====== PROVIDED MATERIAL
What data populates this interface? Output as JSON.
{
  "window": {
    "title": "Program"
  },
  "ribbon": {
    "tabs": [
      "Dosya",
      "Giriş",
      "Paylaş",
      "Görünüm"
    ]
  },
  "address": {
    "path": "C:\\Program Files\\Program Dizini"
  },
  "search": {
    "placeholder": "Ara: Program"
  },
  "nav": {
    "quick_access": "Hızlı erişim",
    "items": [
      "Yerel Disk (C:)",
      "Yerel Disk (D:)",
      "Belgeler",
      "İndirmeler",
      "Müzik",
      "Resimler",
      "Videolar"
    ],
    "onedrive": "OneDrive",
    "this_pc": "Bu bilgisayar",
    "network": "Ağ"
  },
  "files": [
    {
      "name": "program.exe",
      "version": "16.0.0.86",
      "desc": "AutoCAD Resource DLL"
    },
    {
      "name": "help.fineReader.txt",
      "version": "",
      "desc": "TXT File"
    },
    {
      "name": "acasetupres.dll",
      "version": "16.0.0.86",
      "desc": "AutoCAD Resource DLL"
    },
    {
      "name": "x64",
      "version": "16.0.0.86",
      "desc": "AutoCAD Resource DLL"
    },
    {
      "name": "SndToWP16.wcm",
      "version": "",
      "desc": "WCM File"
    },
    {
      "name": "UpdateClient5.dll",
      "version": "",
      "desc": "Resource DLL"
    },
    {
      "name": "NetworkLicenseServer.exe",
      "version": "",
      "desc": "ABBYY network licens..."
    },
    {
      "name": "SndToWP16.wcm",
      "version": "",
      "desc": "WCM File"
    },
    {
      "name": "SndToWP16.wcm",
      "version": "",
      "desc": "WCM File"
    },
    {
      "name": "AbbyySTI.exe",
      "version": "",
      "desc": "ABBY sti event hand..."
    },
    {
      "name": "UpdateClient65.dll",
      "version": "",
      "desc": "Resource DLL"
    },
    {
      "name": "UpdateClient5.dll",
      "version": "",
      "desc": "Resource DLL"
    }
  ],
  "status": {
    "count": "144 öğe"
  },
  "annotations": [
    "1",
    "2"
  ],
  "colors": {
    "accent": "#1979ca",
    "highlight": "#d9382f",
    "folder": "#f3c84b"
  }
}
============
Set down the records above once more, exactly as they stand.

TASK OUTPUT »
What data populates this interface? Output as JSON.
{
  "window": {
    "title": "Program"
  },
  "ribbon": {
    "tabs": [
      "Dosya",
      "Giriş",
      "Paylaş",
      "Görünüm"
    ]
  },
  "address": {
    "path": "C:\\Program Files\\Program Dizini"
  },
  "search": {
    "placeholder": "Ara: Program"
  },
  "nav": {
    "quick_access": "Hızlı erişim",
    "items": [
      "Yerel Disk (C:)",
      "Yerel Disk (D:)",
      "Belgeler",
      "İndirmeler",
      "Müzik",
      "Resimler",
      "Videolar"
    ],
    "onedrive": "OneDrive",
    "this_pc": "Bu bilgisayar",
    "network": "Ağ"
  },
  "files": [
    {
      "name": "program.exe",
      "version": "16.0.0.86",
      "desc": "AutoCAD Resource DLL"
    },
    {
      "name": "help.fineReader.txt",
      "version": "",
      "desc": "TXT File"
    },
    {
      "name": "acasetupres.dll",
      "version": "16.0.0.86",
      "desc": "AutoCAD Resource DLL"
    },
    {
      "name": "x64",
      "version": "16.0.0.86",
      "desc": "AutoCAD Resource DLL"
    },
    {
      "name": "SndToWP16.wcm",
      "version": "",
      "desc": "WCM File"
    },
    {
      "name": "UpdateClient5.dll",
      "version": "",
      "desc": "Resource DLL"
    },
    {
      "name": "NetworkLicenseServer.exe",
      "version": "",
      "desc": "ABBYY network licens..."
    },
    {
      "name": "SndToWP16.wcm",
      "version": "",
      "desc": "WCM File"
    },
    {
      "name": "SndToWP16.wcm",
      "version": "",
      "desc": "WCM File"
    },
    {
      "name": "AbbyySTI.exe",
      "version": "",
      "desc": "ABBY sti event hand..."
    },
    {
      "name": "UpdateClient65.dll",
      "version": "",
      "desc": "Resource DLL"
    },
    {
      "name": "UpdateClient5.dll",
      "version": "",
      "desc": "Resource DLL"
    }
  ],
  "status": {
    "count": "144 öğe"
  },
  "annotations": [
    "1",
    "2"
  ],
  "colors": {
    "accent": "#1979ca",
    "highlight": "#d9382f",
    "folder": "#f3c84b"
  }
}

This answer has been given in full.